A European court ruled Thursday that Ireland's constitutional ban on abortion a violation of human rights.
The decision by the the European Court of Human Rights will put pressure on Ireland to give limited abortion rights to women whose lives are endangered by pregnancy.
In an 11-6 verdict, the 17 Strasbourg judges said Ireland was wrong to keep the legal situation unclear and said the Irish government had offered no credible explanation for its failure. The Irish judge on the panel, Mary Finlay Geoghegan, sided with that majority view.
"(Ireland's failure) has resulted in a striking discordance between the theoretical right to a lawful abortion in Ireland on grounds of a relevant risk to a woman's life, and the reality of its practical implementation," the judges wrote.
In 1992, the Irish Supreme Court ruled that abortion should be legal in those cases. But Irish lawmakers refused to go along with the court's ruling.

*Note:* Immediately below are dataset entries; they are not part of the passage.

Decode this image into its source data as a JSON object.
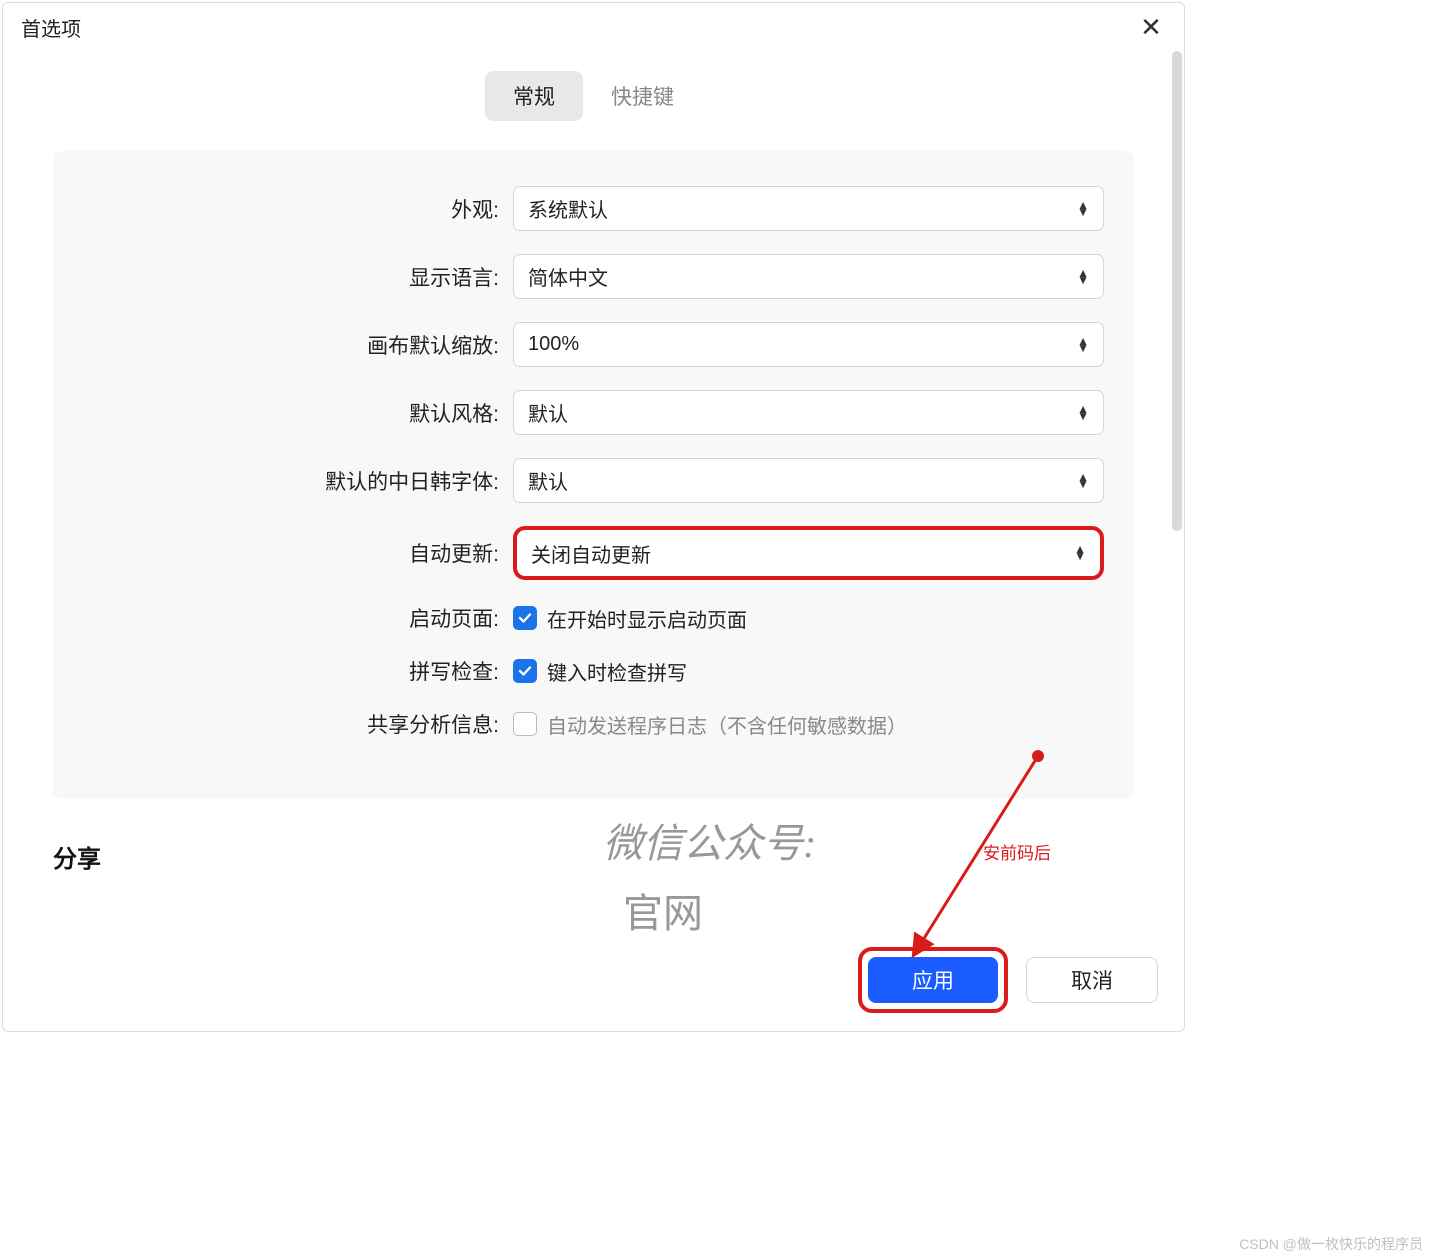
{
  "window": {
    "title": "首选项"
  },
  "tabs": {
    "general": "常规",
    "shortcuts": "快捷键"
  },
  "form": {
    "appearance": {
      "label": "外观:",
      "value": "系统默认"
    },
    "language": {
      "label": "显示语言:",
      "value": "简体中文"
    },
    "zoom": {
      "label": "画布默认缩放:",
      "value": "100%"
    },
    "style": {
      "label": "默认风格:",
      "value": "默认"
    },
    "cjkfont": {
      "label": "默认的中日韩字体:",
      "value": "默认"
    },
    "autoupdate": {
      "label": "自动更新:",
      "value": "关闭自动更新"
    },
    "startpage": {
      "label": "启动页面:",
      "checkbox_label": "在开始时显示启动页面"
    },
    "spellcheck": {
      "label": "拼写检查:",
      "checkbox_label": "键入时检查拼写"
    },
    "analytics": {
      "label": "共享分析信息:",
      "checkbox_label": "自动发送程序日志（不含任何敏感数据）"
    }
  },
  "section": {
    "share": "分享"
  },
  "footer": {
    "apply": "应用",
    "cancel": "取消"
  },
  "annotation": {
    "label": "安前码后"
  },
  "watermark": {
    "line1": "微信公众号:",
    "line2": "官网"
  },
  "credit": "CSDN @做一枚快乐的程序员"
}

Some pro-choice advocates claimed the 18-year delay has left the abortion rights of thousands of women in legal limbo, obliging many to travel overseas for the procedure rather than rely on Irish doctors who were fearful of being prosecuted.

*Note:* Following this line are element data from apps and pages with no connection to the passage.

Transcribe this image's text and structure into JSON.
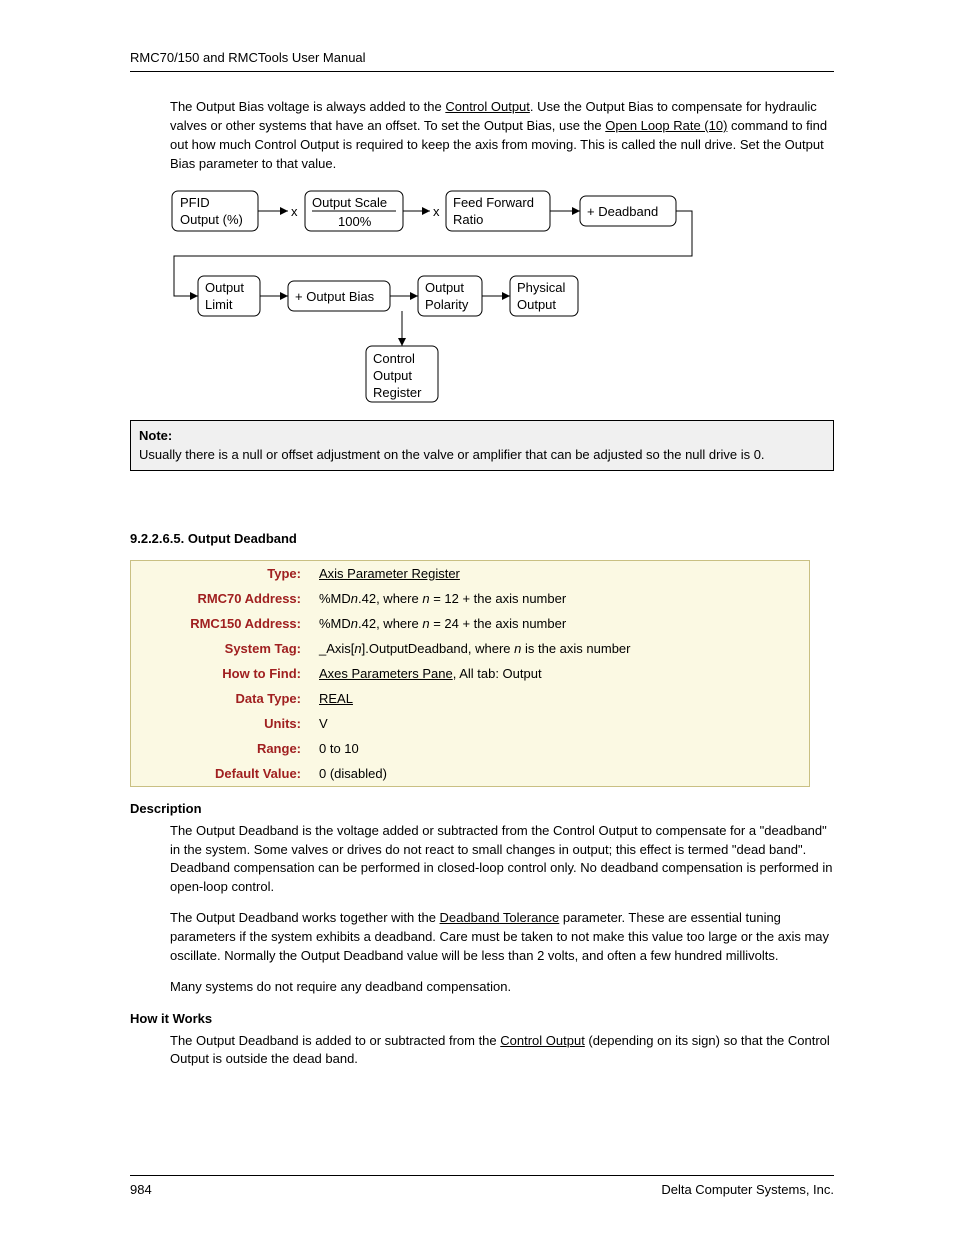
{
  "header": {
    "title": "RMC70/150 and RMCTools User Manual"
  },
  "intro": {
    "pre": "The Output Bias voltage is always added to the ",
    "link1": "Control Output",
    "mid1": ". Use the Output Bias to compensate for hydraulic valves or other systems that have an offset. To set the Output Bias, use the ",
    "link2": "Open Loop Rate (10)",
    "mid2": " command to find out how much Control Output is required to keep the axis from moving. This is called the null drive. Set the Output Bias parameter to that value."
  },
  "diagram": {
    "pfid1": "PFID",
    "pfid2": "Output (%)",
    "x1": "x",
    "outscale1": "Output Scale",
    "outscale2": "100%",
    "x2": "x",
    "ff1": "Feed Forward",
    "ff2": "Ratio",
    "db": "+ Deadband",
    "outlimit1": "Output",
    "outlimit2": "Limit",
    "obias": "+ Output Bias",
    "opol1": "Output",
    "opol2": "Polarity",
    "phys1": "Physical",
    "phys2": "Output",
    "creg1": "Control",
    "creg2": "Output",
    "creg3": "Register"
  },
  "note": {
    "label": "Note:",
    "text": "Usually there is a null or offset adjustment on the valve or amplifier that can be adjusted so the null drive is 0."
  },
  "section": {
    "num": "9.2.2.6.5. Output Deadband"
  },
  "params": {
    "k_type": "Type:",
    "v_type": "Axis Parameter Register",
    "k_r70": "RMC70 Address:",
    "v_r70_a": "%MD",
    "v_r70_b": ".42, where ",
    "v_r70_c": " = 12 + the axis number",
    "k_r150": "RMC150 Address:",
    "v_r150_a": "%MD",
    "v_r150_b": ".42, where ",
    "v_r150_c": " = 24 + the axis number",
    "k_tag": "System Tag:",
    "v_tag_a": "_Axis[",
    "v_tag_b": "].OutputDeadband, where ",
    "v_tag_c": " is the axis number",
    "k_find": "How to Find:",
    "v_find_link": "Axes Parameters Pane",
    "v_find_rest": ", All tab: Output",
    "k_dtype": "Data Type:",
    "v_dtype": "REAL",
    "k_units": "Units:",
    "v_units": "V",
    "k_range": "Range:",
    "v_range": "0 to 10",
    "k_default": "Default Value:",
    "v_default": "0 (disabled)",
    "n": "n"
  },
  "desc": {
    "head": "Description",
    "p1": "The Output Deadband is the voltage added or subtracted from the Control Output to compensate for a \"deadband\" in the system. Some valves or drives do not react to small changes in output; this effect is termed \"dead band\". Deadband compensation can be performed in closed-loop control only. No deadband compensation is performed in open-loop control.",
    "p2a": "The Output Deadband works together with the ",
    "p2link": "Deadband Tolerance",
    "p2b": " parameter. These are essential tuning parameters if the system exhibits a deadband. Care must be taken to not make this value too large or the axis may oscillate. Normally the Output Deadband value will be less than 2 volts, and often a few hundred millivolts.",
    "p3": "Many systems do not require any deadband compensation."
  },
  "how": {
    "head": "How it Works",
    "p1a": "The Output Deadband is added to or subtracted from the ",
    "p1link": "Control Output",
    "p1b": " (depending on its sign) so that the Control Output is outside the dead band."
  },
  "footer": {
    "page": "984",
    "company": "Delta Computer Systems, Inc."
  }
}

Under Irish law dating back to 1861, a doctor and woman both could be prosecuted for murder if an abortion was later deemed not to be medically necessary.

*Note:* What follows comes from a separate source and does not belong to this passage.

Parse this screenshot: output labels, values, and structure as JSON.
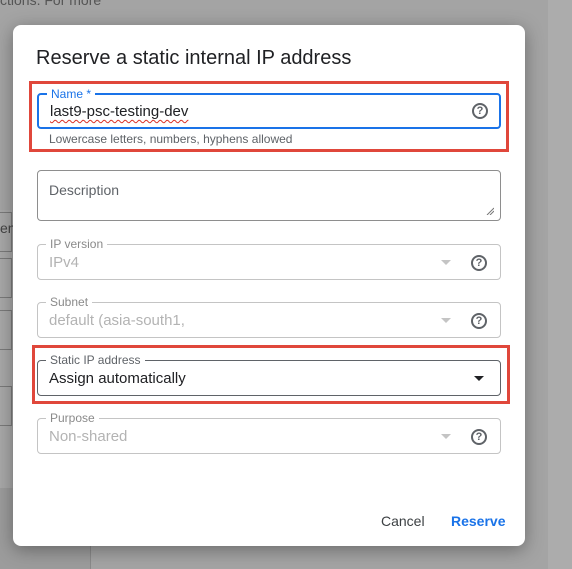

The ruling likely came as a disappointment to pro-lifers.
Prior to Thursday's ruling, Roger Kiska, who is based in Europe and a legal counsel for the American pro-life legal group Alliance Defense Fund, told LifeNews.com the case could set an official policy on the issue for Europe.
"No one should be allowed to decide that an innocent life is worthless. Ireland's constitutional amendment defending innocent life is under attack, and now the stakes have just gotten higher," he said.
"With the case moving to the Grand Chamber, the ramifications of the decision that is eventually reached in the case are massive," he added.
"The case is not only pivotal to Europe; it is pivotal to America as well," Kiska added. "With ever-greater frequency, American courts have considered what other countries are doing when deciding their own cases. This case could be the Roe v. Wade of Europe, so its importance should not be underestimated."